▶ _Source material_
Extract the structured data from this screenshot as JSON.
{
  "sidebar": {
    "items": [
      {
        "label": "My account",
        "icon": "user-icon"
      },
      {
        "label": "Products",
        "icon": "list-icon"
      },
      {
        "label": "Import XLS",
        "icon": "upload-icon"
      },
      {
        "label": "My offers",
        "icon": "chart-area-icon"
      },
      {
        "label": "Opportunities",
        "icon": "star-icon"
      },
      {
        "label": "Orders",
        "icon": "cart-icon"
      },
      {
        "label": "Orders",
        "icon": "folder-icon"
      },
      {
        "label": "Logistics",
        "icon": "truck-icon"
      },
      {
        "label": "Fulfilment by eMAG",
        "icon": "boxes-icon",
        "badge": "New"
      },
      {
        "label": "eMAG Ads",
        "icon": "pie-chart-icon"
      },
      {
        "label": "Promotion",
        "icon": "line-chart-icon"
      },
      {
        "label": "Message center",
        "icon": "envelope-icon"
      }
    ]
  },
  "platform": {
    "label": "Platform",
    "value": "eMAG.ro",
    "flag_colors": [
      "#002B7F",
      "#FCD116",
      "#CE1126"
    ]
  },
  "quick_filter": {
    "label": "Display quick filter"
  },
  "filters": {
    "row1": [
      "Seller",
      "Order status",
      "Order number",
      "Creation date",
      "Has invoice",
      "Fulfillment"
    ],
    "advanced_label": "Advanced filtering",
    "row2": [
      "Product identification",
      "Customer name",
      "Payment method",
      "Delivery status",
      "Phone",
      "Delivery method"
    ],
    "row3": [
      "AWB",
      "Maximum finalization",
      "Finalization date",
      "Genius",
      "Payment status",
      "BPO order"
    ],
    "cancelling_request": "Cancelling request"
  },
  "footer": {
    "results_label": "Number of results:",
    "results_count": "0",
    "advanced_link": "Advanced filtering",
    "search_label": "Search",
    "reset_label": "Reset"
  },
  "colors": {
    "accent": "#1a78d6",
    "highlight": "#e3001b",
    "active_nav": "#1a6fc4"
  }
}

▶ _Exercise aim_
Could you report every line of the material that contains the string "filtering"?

▶ _Response to this exercise_
    "advanced_label": "Advanced filtering",
    "advanced_link": "Advanced filtering",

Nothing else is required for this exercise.